Saved entries
════════════════
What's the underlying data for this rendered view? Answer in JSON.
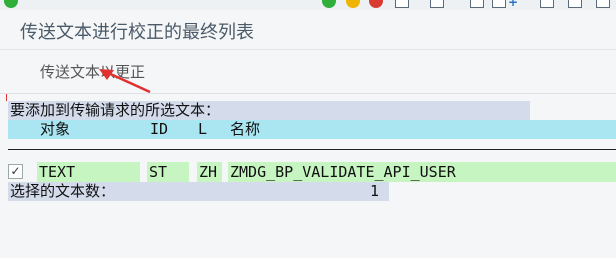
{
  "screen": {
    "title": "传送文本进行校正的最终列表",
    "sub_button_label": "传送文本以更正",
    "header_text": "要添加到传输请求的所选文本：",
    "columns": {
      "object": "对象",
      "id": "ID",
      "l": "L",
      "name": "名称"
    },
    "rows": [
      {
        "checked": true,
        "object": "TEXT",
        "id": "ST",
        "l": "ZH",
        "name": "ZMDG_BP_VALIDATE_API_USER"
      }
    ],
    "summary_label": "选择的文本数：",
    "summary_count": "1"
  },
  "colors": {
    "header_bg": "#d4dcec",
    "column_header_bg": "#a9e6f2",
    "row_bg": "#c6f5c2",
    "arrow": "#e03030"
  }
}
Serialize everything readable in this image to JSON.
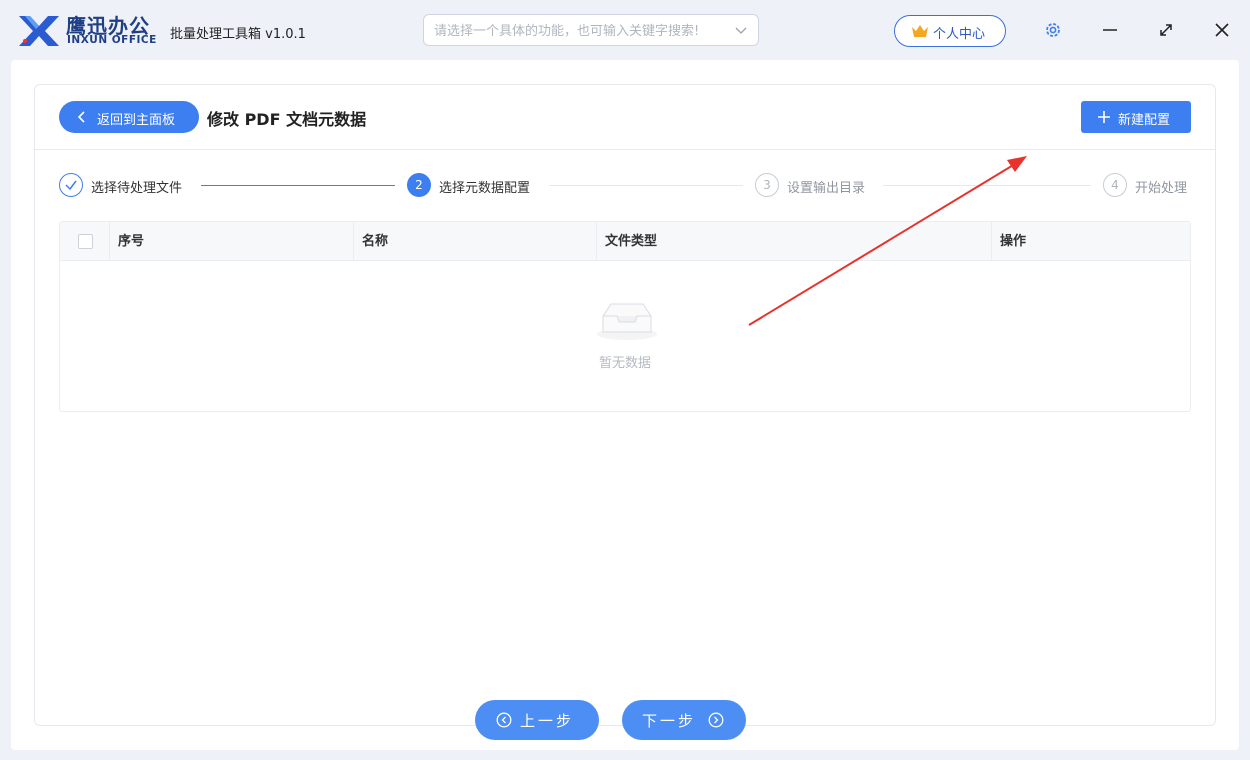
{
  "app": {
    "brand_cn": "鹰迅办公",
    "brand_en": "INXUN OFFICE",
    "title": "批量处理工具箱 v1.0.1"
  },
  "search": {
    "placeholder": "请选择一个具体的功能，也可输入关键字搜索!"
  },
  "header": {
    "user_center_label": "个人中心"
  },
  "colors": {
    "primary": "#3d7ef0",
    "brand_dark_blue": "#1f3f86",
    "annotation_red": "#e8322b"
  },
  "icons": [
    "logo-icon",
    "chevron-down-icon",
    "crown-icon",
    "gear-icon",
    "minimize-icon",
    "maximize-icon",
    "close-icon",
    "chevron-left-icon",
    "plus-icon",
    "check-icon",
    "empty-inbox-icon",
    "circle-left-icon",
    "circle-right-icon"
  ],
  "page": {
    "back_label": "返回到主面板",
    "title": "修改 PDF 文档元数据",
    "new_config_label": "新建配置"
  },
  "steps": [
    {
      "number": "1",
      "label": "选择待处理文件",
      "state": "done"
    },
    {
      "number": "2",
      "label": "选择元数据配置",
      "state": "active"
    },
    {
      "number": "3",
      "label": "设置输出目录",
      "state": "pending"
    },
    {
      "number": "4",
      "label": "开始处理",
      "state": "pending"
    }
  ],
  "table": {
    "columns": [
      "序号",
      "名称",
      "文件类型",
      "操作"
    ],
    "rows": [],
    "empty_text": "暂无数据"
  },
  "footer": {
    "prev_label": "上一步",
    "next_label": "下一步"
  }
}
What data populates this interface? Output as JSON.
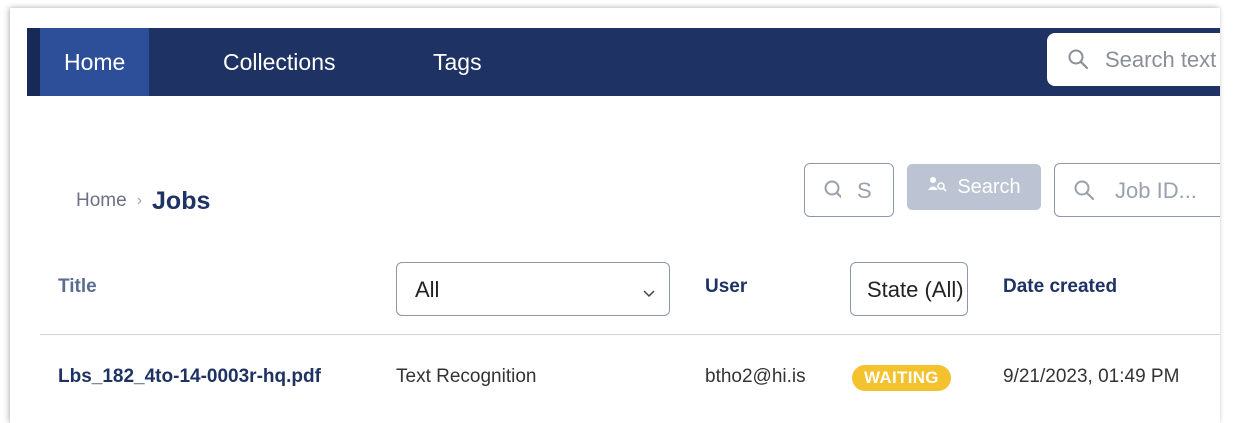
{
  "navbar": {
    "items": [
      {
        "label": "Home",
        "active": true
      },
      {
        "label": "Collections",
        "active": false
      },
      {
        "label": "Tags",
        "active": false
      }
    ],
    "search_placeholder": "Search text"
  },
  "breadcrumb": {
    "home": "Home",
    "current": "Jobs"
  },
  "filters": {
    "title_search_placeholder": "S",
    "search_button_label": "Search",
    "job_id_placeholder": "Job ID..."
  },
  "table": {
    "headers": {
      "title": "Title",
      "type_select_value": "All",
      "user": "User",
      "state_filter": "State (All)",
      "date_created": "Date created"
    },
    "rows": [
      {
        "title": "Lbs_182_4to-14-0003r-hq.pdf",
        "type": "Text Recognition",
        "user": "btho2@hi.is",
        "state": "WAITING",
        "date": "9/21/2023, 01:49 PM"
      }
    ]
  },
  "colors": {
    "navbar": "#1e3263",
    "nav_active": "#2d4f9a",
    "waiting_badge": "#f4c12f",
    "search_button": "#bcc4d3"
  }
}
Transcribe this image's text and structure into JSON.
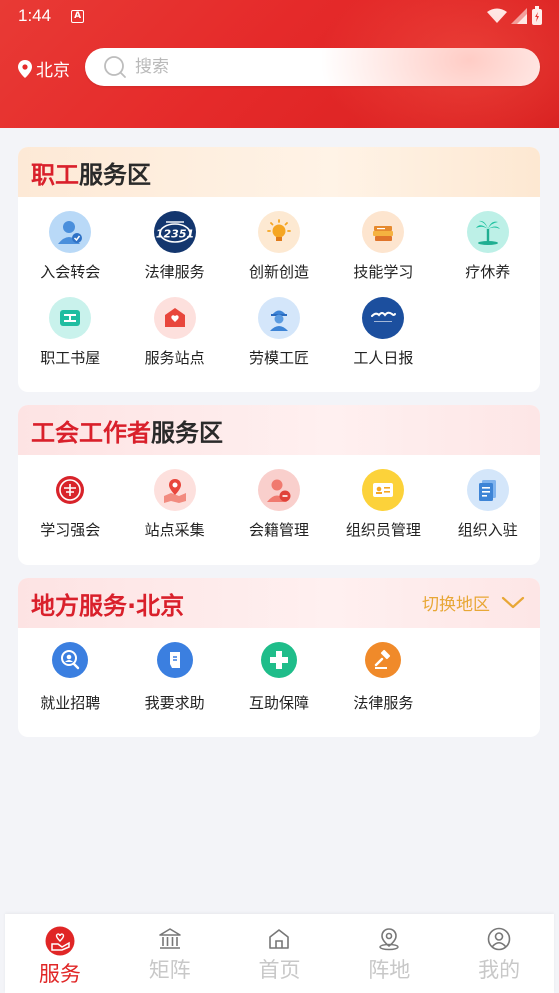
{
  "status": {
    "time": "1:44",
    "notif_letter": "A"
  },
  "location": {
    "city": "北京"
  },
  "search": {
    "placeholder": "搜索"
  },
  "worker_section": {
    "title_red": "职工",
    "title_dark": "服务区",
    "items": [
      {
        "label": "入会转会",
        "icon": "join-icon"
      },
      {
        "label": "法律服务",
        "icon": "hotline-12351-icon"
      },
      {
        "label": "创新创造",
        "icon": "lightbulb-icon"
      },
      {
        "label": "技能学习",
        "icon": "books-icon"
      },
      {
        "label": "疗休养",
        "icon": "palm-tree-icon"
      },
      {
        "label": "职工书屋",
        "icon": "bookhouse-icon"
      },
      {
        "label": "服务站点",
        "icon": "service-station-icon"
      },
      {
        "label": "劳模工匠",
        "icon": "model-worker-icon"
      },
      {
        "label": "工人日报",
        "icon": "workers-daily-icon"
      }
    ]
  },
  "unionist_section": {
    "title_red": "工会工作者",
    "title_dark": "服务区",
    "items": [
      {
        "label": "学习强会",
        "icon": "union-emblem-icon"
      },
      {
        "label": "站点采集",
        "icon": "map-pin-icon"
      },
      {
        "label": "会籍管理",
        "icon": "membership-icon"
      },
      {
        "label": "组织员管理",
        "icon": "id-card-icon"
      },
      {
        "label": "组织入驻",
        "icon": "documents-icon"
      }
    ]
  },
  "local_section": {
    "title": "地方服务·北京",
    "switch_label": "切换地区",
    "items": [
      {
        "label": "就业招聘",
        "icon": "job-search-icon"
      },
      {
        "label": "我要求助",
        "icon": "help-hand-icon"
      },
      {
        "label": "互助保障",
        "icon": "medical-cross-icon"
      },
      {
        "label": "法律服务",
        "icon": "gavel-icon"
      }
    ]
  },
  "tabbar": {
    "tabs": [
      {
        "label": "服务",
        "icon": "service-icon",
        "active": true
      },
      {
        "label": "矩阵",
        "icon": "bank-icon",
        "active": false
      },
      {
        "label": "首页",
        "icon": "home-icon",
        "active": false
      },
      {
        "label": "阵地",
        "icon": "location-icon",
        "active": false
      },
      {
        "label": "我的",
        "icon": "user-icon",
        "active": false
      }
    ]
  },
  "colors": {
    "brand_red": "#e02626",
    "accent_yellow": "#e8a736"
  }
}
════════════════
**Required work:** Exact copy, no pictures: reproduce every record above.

**Response area:**
What's the underlying data for this rendered view? Answer in JSON.
{
  "screen": {
    "title": "传送文本进行校正的最终列表",
    "sub_button_label": "传送文本以更正",
    "header_text": "要添加到传输请求的所选文本：",
    "columns": {
      "object": "对象",
      "id": "ID",
      "l": "L",
      "name": "名称"
    },
    "rows": [
      {
        "checked": true,
        "object": "TEXT",
        "id": "ST",
        "l": "ZH",
        "name": "ZMDG_BP_VALIDATE_API_USER"
      }
    ],
    "summary_label": "选择的文本数：",
    "summary_count": "1"
  },
  "colors": {
    "header_bg": "#d4dcec",
    "column_header_bg": "#a9e6f2",
    "row_bg": "#c6f5c2",
    "arrow": "#e03030"
  }
}
Serialize everything readable in this image to JSON.
{
  "app": {
    "brand_cn": "鹰迅办公",
    "brand_en": "INXUN OFFICE",
    "title": "批量处理工具箱 v1.0.1"
  },
  "search": {
    "placeholder": "请选择一个具体的功能，也可输入关键字搜索!"
  },
  "header": {
    "user_center_label": "个人中心"
  },
  "colors": {
    "primary": "#3d7ef0",
    "brand_dark_blue": "#1f3f86",
    "annotation_red": "#e8322b"
  },
  "icons": [
    "logo-icon",
    "chevron-down-icon",
    "crown-icon",
    "gear-icon",
    "minimize-icon",
    "maximize-icon",
    "close-icon",
    "chevron-left-icon",
    "plus-icon",
    "check-icon",
    "empty-inbox-icon",
    "circle-left-icon",
    "circle-right-icon"
  ],
  "page": {
    "back_label": "返回到主面板",
    "title": "修改 PDF 文档元数据",
    "new_config_label": "新建配置"
  },
  "steps": [
    {
      "number": "1",
      "label": "选择待处理文件",
      "state": "done"
    },
    {
      "number": "2",
      "label": "选择元数据配置",
      "state": "active"
    },
    {
      "number": "3",
      "label": "设置输出目录",
      "state": "pending"
    },
    {
      "number": "4",
      "label": "开始处理",
      "state": "pending"
    }
  ],
  "table": {
    "columns": [
      "序号",
      "名称",
      "文件类型",
      "操作"
    ],
    "rows": [],
    "empty_text": "暂无数据"
  },
  "footer": {
    "prev_label": "上一步",
    "next_label": "下一步"
  }
}
What data populates this interface? Output as JSON.
{
  "navbar": {
    "items": [
      {
        "label": "Home",
        "active": true
      },
      {
        "label": "Collections",
        "active": false
      },
      {
        "label": "Tags",
        "active": false
      }
    ],
    "search_placeholder": "Search text"
  },
  "breadcrumb": {
    "home": "Home",
    "current": "Jobs"
  },
  "filters": {
    "title_search_placeholder": "S",
    "search_button_label": "Search",
    "job_id_placeholder": "Job ID..."
  },
  "table": {
    "headers": {
      "title": "Title",
      "type_select_value": "All",
      "user": "User",
      "state_filter": "State (All)",
      "date_created": "Date created"
    },
    "rows": [
      {
        "title": "Lbs_182_4to-14-0003r-hq.pdf",
        "type": "Text Recognition",
        "user": "btho2@hi.is",
        "state": "WAITING",
        "date": "9/21/2023, 01:49 PM"
      }
    ]
  },
  "colors": {
    "navbar": "#1e3263",
    "nav_active": "#2d4f9a",
    "waiting_badge": "#f4c12f",
    "search_button": "#bcc4d3"
  }
}
Transcribe this image's text and structure into JSON.
{
  "status": {
    "time": "1:44",
    "notif_letter": "A"
  },
  "location": {
    "city": "北京"
  },
  "search": {
    "placeholder": "搜索"
  },
  "worker_section": {
    "title_red": "职工",
    "title_dark": "服务区",
    "items": [
      {
        "label": "入会转会",
        "icon": "join-icon"
      },
      {
        "label": "法律服务",
        "icon": "hotline-12351-icon"
      },
      {
        "label": "创新创造",
        "icon": "lightbulb-icon"
      },
      {
        "label": "技能学习",
        "icon": "books-icon"
      },
      {
        "label": "疗休养",
        "icon": "palm-tree-icon"
      },
      {
        "label": "职工书屋",
        "icon": "bookhouse-icon"
      },
      {
        "label": "服务站点",
        "icon": "service-station-icon"
      },
      {
        "label": "劳模工匠",
        "icon": "model-worker-icon"
      },
      {
        "label": "工人日报",
        "icon": "workers-daily-icon"
      }
    ]
  },
  "unionist_section": {
    "title_red": "工会工作者",
    "title_dark": "服务区",
    "items": [
      {
        "label": "学习强会",
        "icon": "union-emblem-icon"
      },
      {
        "label": "站点采集",
        "icon": "map-pin-icon"
      },
      {
        "label": "会籍管理",
        "icon": "membership-icon"
      },
      {
        "label": "组织员管理",
        "icon": "id-card-icon"
      },
      {
        "label": "组织入驻",
        "icon": "documents-icon"
      }
    ]
  },
  "local_section": {
    "title": "地方服务·北京",
    "switch_label": "切换地区",
    "items": [
      {
        "label": "就业招聘",
        "icon": "job-search-icon"
      },
      {
        "label": "我要求助",
        "icon": "help-hand-icon"
      },
      {
        "label": "互助保障",
        "icon": "medical-cross-icon"
      },
      {
        "label": "法律服务",
        "icon": "gavel-icon"
      }
    ]
  },
  "tabbar": {
    "tabs": [
      {
        "label": "服务",
        "icon": "service-icon",
        "active": true
      },
      {
        "label": "矩阵",
        "icon": "bank-icon",
        "active": false
      },
      {
        "label": "首页",
        "icon": "home-icon",
        "active": false
      },
      {
        "label": "阵地",
        "icon": "location-icon",
        "active": false
      },
      {
        "label": "我的",
        "icon": "user-icon",
        "active": false
      }
    ]
  },
  "colors": {
    "brand_red": "#e02626",
    "accent_yellow": "#e8a736"
  }
}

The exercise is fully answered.